Among the records, find the lines that hold the string "portrait" and return them.

.....

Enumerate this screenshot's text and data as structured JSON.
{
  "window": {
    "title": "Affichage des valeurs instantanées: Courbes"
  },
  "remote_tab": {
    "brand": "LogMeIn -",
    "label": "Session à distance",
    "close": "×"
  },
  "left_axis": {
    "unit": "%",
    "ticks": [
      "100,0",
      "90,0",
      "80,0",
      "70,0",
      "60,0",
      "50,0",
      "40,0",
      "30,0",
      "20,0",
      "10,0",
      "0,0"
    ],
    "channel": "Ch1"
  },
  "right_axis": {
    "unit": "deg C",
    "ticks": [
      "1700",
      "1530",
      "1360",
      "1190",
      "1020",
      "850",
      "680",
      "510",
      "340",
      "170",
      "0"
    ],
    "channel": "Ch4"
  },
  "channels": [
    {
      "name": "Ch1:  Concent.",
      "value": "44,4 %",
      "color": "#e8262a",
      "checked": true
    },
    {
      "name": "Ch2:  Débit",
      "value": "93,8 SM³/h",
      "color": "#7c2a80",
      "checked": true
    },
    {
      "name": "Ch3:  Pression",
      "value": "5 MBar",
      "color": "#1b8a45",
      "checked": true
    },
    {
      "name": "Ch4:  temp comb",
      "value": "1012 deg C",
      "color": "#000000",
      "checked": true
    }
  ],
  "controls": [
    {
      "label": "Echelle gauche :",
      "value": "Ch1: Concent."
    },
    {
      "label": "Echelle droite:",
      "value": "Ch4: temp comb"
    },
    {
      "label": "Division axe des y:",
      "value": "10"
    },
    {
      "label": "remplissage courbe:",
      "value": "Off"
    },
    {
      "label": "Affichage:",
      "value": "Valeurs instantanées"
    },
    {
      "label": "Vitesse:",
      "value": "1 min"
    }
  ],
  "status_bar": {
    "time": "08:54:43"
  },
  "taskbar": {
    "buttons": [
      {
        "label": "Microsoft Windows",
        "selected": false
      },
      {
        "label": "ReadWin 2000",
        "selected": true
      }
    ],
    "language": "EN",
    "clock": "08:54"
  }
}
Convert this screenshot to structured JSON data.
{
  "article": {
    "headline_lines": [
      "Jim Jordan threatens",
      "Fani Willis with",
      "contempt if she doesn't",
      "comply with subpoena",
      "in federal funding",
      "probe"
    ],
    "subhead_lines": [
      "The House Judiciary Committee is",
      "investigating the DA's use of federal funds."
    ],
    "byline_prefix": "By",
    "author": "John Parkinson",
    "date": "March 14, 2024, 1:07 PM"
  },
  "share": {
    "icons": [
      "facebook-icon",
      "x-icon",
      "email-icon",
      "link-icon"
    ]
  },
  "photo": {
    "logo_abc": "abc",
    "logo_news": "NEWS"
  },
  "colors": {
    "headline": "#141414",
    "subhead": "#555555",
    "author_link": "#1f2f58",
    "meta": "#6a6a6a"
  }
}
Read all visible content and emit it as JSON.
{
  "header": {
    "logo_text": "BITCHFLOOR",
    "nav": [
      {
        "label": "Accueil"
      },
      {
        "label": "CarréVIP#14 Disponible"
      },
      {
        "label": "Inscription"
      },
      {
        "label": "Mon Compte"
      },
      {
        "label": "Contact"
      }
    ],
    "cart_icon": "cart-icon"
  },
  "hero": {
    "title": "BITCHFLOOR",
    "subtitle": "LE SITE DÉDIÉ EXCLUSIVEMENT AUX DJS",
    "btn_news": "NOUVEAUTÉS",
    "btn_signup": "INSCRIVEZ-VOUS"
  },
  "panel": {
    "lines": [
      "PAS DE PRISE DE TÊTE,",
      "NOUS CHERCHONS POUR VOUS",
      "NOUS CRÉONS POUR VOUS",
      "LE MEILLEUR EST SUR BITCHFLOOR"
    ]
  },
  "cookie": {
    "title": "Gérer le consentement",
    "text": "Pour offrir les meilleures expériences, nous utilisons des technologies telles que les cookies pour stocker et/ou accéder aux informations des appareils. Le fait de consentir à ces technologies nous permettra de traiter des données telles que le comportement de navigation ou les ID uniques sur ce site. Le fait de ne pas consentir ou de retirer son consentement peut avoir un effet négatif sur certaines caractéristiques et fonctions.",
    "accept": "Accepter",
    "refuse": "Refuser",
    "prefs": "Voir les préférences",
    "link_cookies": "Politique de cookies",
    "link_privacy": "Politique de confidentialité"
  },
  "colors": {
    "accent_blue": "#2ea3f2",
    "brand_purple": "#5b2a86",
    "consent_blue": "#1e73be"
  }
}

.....

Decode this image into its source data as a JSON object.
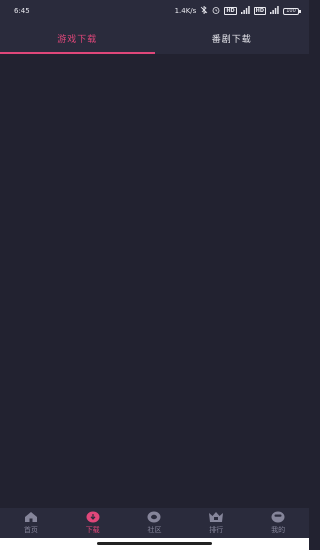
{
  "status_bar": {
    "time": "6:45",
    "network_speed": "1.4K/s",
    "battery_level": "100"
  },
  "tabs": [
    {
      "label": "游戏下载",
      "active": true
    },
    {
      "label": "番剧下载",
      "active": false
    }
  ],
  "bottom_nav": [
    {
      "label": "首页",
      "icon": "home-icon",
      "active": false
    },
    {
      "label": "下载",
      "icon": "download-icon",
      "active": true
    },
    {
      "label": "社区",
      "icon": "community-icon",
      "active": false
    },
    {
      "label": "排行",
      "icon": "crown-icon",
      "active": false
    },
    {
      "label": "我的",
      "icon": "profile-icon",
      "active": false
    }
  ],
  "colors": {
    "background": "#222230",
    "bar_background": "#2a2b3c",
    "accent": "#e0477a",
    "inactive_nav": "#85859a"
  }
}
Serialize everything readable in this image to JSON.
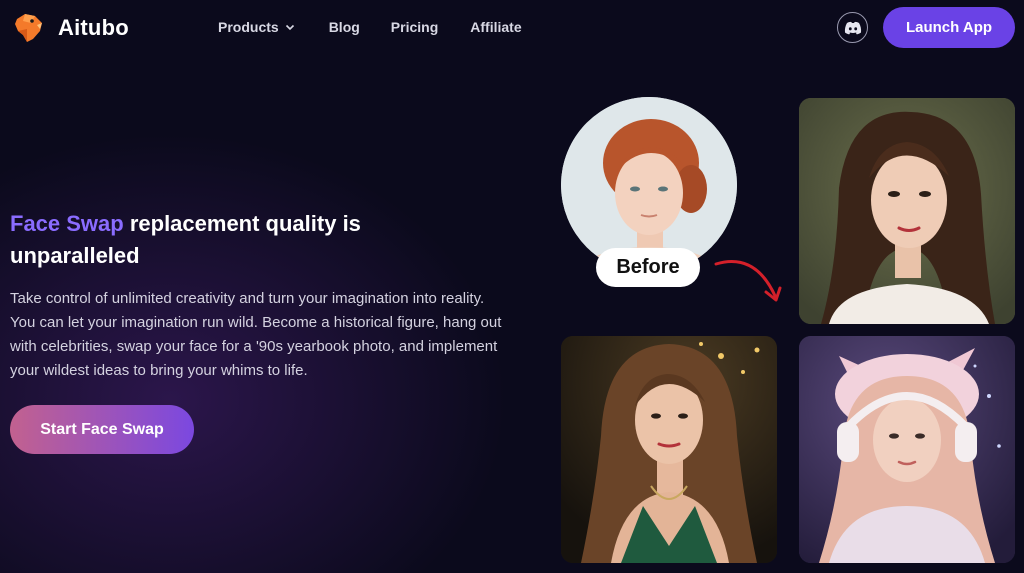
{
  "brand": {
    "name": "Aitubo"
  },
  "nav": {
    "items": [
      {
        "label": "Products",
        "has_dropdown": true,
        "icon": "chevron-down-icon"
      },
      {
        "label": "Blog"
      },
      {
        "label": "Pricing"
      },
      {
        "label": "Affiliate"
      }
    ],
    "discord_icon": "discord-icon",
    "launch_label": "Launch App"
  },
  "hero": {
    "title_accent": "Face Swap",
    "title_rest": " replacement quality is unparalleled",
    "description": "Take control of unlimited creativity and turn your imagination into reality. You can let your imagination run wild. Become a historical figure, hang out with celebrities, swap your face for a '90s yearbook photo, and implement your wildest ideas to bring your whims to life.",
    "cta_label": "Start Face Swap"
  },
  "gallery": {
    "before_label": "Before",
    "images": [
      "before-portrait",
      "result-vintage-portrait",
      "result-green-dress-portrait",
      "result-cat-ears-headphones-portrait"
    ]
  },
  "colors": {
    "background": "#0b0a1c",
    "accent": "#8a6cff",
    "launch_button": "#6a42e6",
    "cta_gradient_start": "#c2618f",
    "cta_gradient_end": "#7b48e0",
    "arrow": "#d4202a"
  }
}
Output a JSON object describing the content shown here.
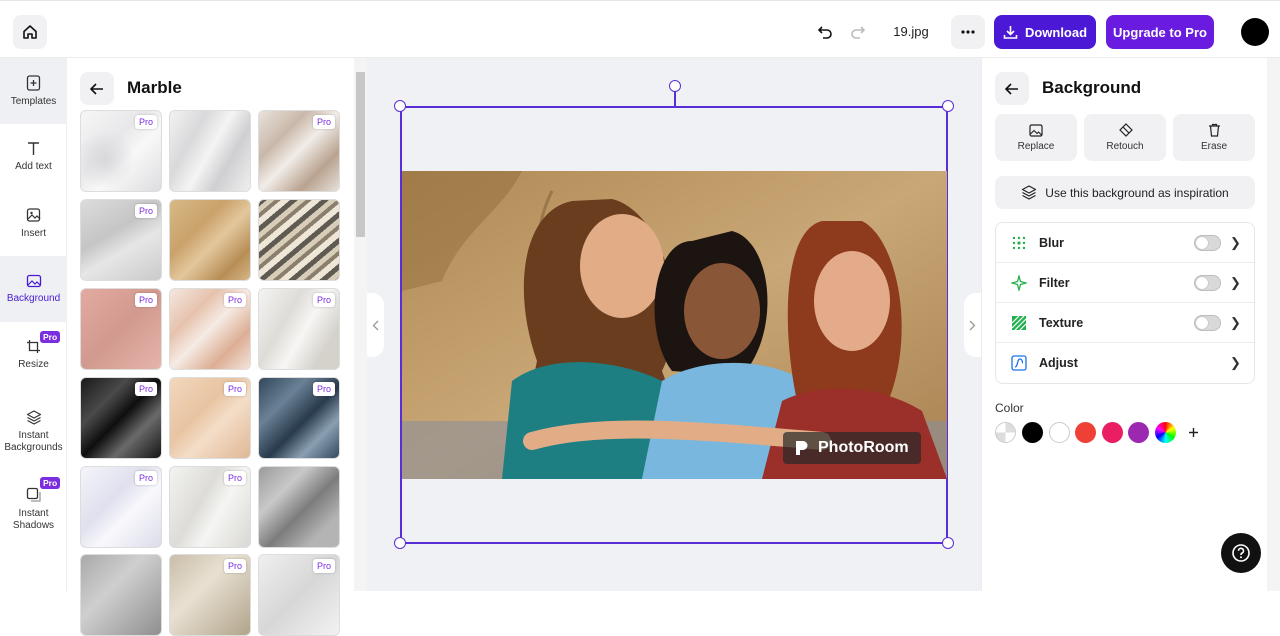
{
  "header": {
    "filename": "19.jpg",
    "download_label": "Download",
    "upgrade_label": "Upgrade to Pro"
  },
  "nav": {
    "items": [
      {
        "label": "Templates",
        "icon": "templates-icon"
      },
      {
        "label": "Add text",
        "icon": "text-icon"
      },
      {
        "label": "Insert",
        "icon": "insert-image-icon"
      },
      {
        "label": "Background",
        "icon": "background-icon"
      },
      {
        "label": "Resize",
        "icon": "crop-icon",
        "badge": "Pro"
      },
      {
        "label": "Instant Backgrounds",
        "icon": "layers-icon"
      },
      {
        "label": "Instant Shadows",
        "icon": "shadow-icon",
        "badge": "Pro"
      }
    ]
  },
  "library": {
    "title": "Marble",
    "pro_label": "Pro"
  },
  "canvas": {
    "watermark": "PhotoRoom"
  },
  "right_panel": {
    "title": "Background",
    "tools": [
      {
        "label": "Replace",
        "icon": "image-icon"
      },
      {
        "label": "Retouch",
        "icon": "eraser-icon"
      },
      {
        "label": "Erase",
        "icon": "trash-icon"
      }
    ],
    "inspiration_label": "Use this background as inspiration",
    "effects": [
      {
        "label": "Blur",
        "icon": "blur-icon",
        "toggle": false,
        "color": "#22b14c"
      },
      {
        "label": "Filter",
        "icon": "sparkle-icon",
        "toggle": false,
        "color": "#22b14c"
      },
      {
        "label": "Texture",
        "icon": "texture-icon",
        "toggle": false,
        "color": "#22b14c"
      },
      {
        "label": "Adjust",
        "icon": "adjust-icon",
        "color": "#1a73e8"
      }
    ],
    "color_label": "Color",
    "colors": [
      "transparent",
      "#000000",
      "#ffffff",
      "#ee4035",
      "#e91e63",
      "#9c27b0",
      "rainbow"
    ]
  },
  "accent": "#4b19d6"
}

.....

- _SOLVED EXERCISE_
      "before-portrait",
      "result-vintage-portrait",
      "result-green-dress-portrait",
      "result-cat-ears-headphones-portrait"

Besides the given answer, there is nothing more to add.